A study by Australia's Department of Industry, Innovation and Science found that organisations could boost overall productivity and the economy by $140–250 billion by 2025 by adopting digital technologies.
In the past year, organisations have had no choice but to embrace fast-tracked digital transformations to accommodate the ongoing practice of working from home, leverage the continued prevalence of online shopping and learning, and continue giving customers the experience they expect.
During the process of digital transformation, some businesses discovered that clinging to their legacy systems and procedures hindered their transformations — sometimes significantly. Businesses must consider whether to completely retire legacy systems or determine whether incorporating them will support the organisation's broader digital transformation initiatives. There are four important questions to ask:
- Why undergo a digital transformation?
- What is the most critical business information?
- Who needs access to this critical business information?
- Which technologies will best support the transformation and achieve the organisation's goals?
Organisations that have successfully completed a digital transformation process understand that it is about achieving a broader business goal, not just about incorporating technologies for their own sake.
A corporate leadership focused on change is critical. Leadership ought to look holistically at how existing best practices and technology platforms support the organisation's overall trajectory. Businesses need to be willing to adapt their core systems and processes not to where they are, but to where they want to be.
A key indicator that the time for this transformation has come is the presence of siloed information and business practices in various departments. This ultimately makes it difficult for people to communicate and collaborate.
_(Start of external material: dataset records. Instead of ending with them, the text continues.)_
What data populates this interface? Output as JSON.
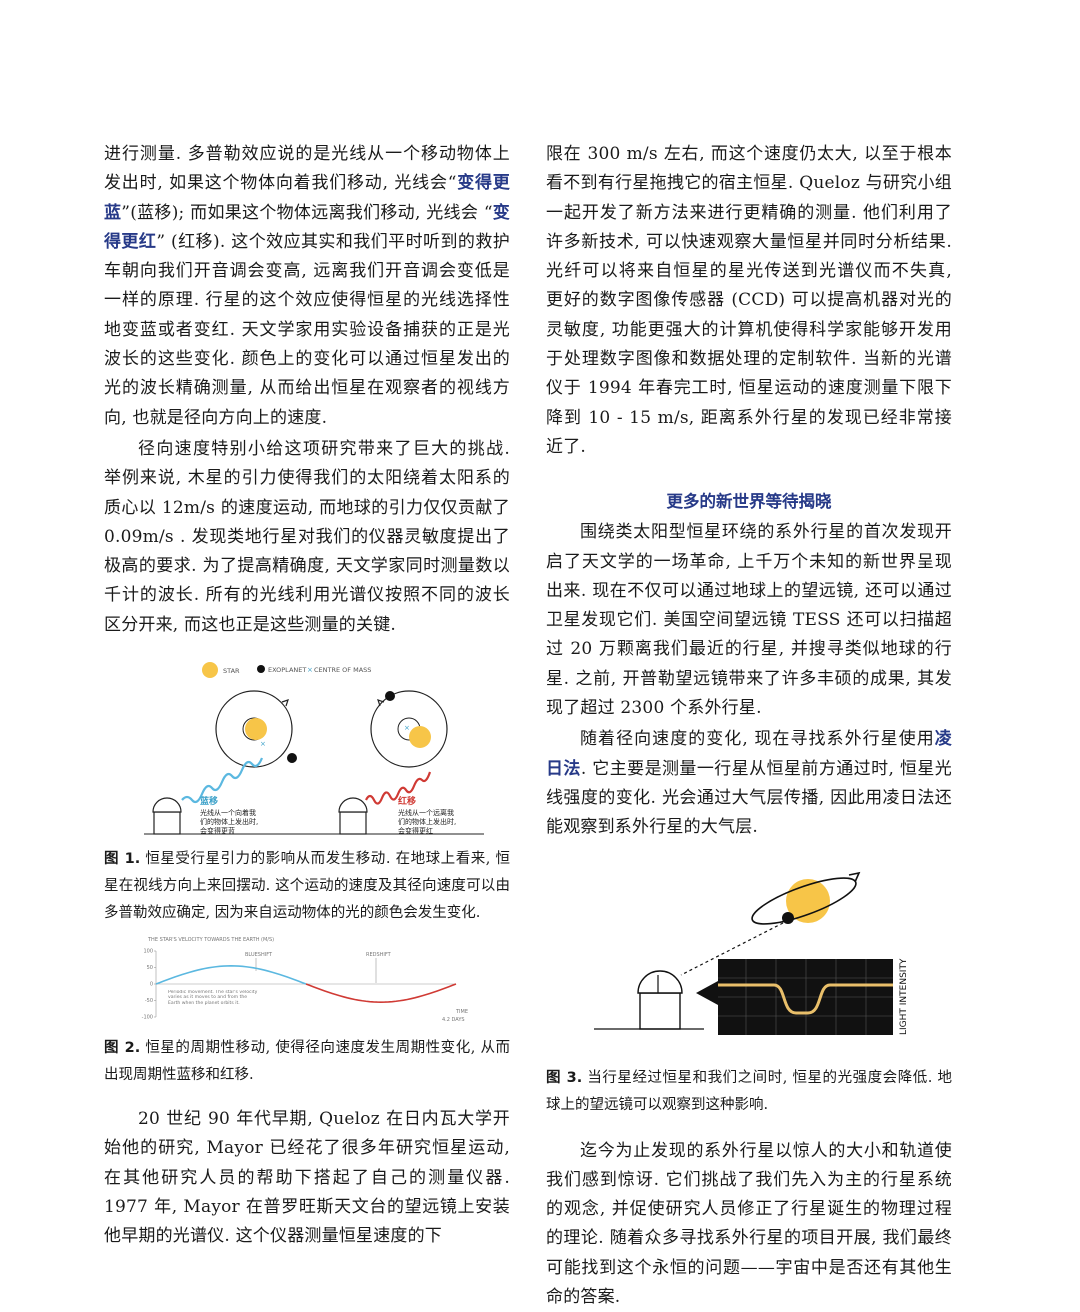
{
  "left": {
    "p1_a": "进行测量. 多普勒效应说的是光线从一个移动物体上发出时, 如果这个物体向着我们移动, 光线会“",
    "p1_em1": "变得更蓝",
    "p1_b": "”(蓝移); 而如果这个物体远离我们移动, 光线会 “",
    "p1_em2": "变得更红",
    "p1_c": "” (红移). 这个效应其实和我们平时听到的救护车朝向我们开音调会变高, 远离我们开音调会变低是一样的原理. 行星的这个效应使得恒星的光线选择性地变蓝或者变红. 天文学家用实验设备捕获的正是光波长的这些变化. 颜色上的变化可以通过恒星发出的光的波长精确测量, 从而给出恒星在观察者的视线方向, 也就是径向方向上的速度.",
    "p2": "径向速度特别小给这项研究带来了巨大的挑战. 举例来说, 木星的引力使得我们的太阳绕着太阳系的质心以 12m/s 的速度运动, 而地球的引力仅仅贡献了 0.09m/s . 发现类地行星对我们的仪器灵敏度提出了极高的要求. 为了提高精确度, 天文学家同时测量数以千计的波长. 所有的光线利用光谱仪按照不同的波长区分开来, 而这也正是这些测量的关键.",
    "fig1": {
      "legend_star": "STAR",
      "legend_exoplanet": "EXOPLANET",
      "legend_com": "CENTRE OF MASS",
      "blue_title": "蓝移",
      "blue_line1": "光线从一个向着我",
      "blue_line2": "们的物体上发出时,",
      "blue_line3": "会变得更蓝",
      "red_title": "红移",
      "red_line1": "光线从一个远离我",
      "red_line2": "们的物体上发出时,",
      "red_line3": "会变得更红",
      "caption_label": "图 1.",
      "caption_text": " 恒星受行星引力的影响从而发生移动. 在地球上看来, 恒星在视线方向上来回摆动. 这个运动的速度及其径向速度可以由多普勒效应确定, 因为来自运动物体的光的颜色会发生变化."
    },
    "fig2": {
      "caption_label": "图 2.",
      "caption_text": " 恒星的周期性移动, 使得径向速度发生周期性变化, 从而出现周期性蓝移和红移."
    },
    "p3": "20 世纪 90 年代早期, Queloz 在日内瓦大学开始他的研究, Mayor 已经花了很多年研究恒星运动, 在其他研究人员的帮助下搭起了自己的测量仪器. 1977 年, Mayor 在普罗旺斯天文台的望远镜上安装他早期的光谱仪. 这个仪器测量恒星速度的下"
  },
  "right": {
    "p1": "限在 300 m/s 左右, 而这个速度仍太大, 以至于根本看不到有行星拖拽它的宿主恒星. Queloz 与研究小组一起开发了新方法来进行更精确的测量. 他们利用了许多新技术, 可以快速观察大量恒星并同时分析结果. 光纤可以将来自恒星的星光传送到光谱仪而不失真, 更好的数字图像传感器 (CCD) 可以提高机器对光的灵敏度, 功能更强大的计算机使得科学家能够开发用于处理数字图像和数据处理的定制软件. 当新的光谱仪于 1994 年春完工时, 恒星运动的速度测量下限下降到 10 - 15 m/s, 距离系外行星的发现已经非常接近了.",
    "section_title": "更多的新世界等待揭晓",
    "p2": "围绕类太阳型恒星环绕的系外行星的首次发现开启了天文学的一场革命, 上千万个未知的新世界呈现出来. 现在不仅可以通过地球上的望远镜, 还可以通过卫星发现它们. 美国空间望远镜 TESS 还可以扫描超过 20 万颗离我们最近的行星, 并搜寻类似地球的行星. 之前, 开普勒望远镜带来了许多丰硕的成果, 其发现了超过 2300 个系外行星.",
    "p3_a": "随着径向速度的变化, 现在寻找系外行星使用",
    "p3_em": "凌日法",
    "p3_b": ". 它主要是测量一行星从恒星前方通过时, 恒星光线强度的变化. 光会通过大气层传播, 因此用凌日法还能观察到系外行星的大气层.",
    "fig3": {
      "axis_label": "LIGHT INTENSITY",
      "caption_label": "图 3.",
      "caption_text": " 当行星经过恒星和我们之间时, 恒星的光强度会降低. 地球上的望远镜可以观察到这种影响."
    },
    "p4": "迄今为止发现的系外行星以惊人的大小和轨道使我们感到惊讶. 它们挑战了我们先入为主的行星系统的观念, 并促使研究人员修正了行星诞生的物理过程的理论. 随着众多寻找系外行星的项目开展, 我们最终可能找到这个永恒的问题——宇宙中是否还有其他生命的答案."
  },
  "chart_data": {
    "type": "line",
    "title": "THE STAR'S VELOCITY TOWARDS THE EARTH (M/S)",
    "xlabel": "TIME",
    "x_end_label": "4.2 DAYS",
    "yticks": [
      "100",
      "50",
      "0",
      "-50",
      "-100"
    ],
    "ylim": [
      -100,
      100
    ],
    "annotations": [
      "BLUESHIFT",
      "REDSHIFT",
      "Periodic movement. The star's velocity varies as it moves to and from the Earth when the planet orbits it."
    ],
    "series": [
      {
        "segment": "blueshift",
        "color": "#5bb8e0",
        "x": [
          0,
          1.05,
          2.1
        ],
        "y": [
          0,
          55,
          0
        ]
      },
      {
        "segment": "redshift",
        "color": "#d03a34",
        "x": [
          2.1,
          3.15,
          4.2
        ],
        "y": [
          0,
          -55,
          0
        ]
      }
    ]
  },
  "colors": {
    "accent": "#273a88",
    "star": "#f7c548",
    "blue": "#5bb8e0",
    "red": "#d03a34"
  }
}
Organisations are dealing with large volumes of client documents and data. Where this data is stored and how it is managed must not get in the way of providing quality client experience and workforce productivity.
If information is trapped in a data silo and is only available to one team, then all the insights are essentially cut off from others who might be able to use them. This sacrifices efficiency for effectiveness and puts up a barrier where one does not need to exist. Data needs to flow freely, not just between departments but across the entire organisation.
However, it's still important to ensure that data can only be accessed by those with correct authorisation, especially given many client documents are highly sensitive. An information breach could damage the firm's reputation in addition to being costly; the average cost of a data breach is more than $7 million.
With remote work further complicating matters, organisations must ensure that they retain visibility and control over information, regardless of where staff members are accessing it. They must ensure that information is only accessible by the right people without hindering productivity and collaboration.
Digital transformation must be seen as so much more than just pasting a technological veneer over existing business-as-usual systems and processes. Organisations that start their digital transformation journey with sound knowledge of what the business is will have a better understanding of the technologies that will be required.
Within the context of a digital transformation, nostalgia may not be an asset. If there is an existing legacy system that is holding the business back, and the only argument in favour of keeping it is ‘that's just the way the business has always done things', this could be very costly.
Decision-makers must dive deep into the business infrastructure, taking a close look at all interconnected components, systems, applications, workflows, data accessibility, and map out who needs what critical information.
It's essential to understand how they all fit together, how they are supposed to work together, and how one might be holding the others back. Legacy systems could be a help or a hindrance to the digital transformation process.
This is about so much more than just the organisation's IT investment. It's about creating a solid foundation that the business can build from to thrive and innovate for the next decade and beyond. Ultimately, it must be about using the right tools and systems to get the business to where it wants to go.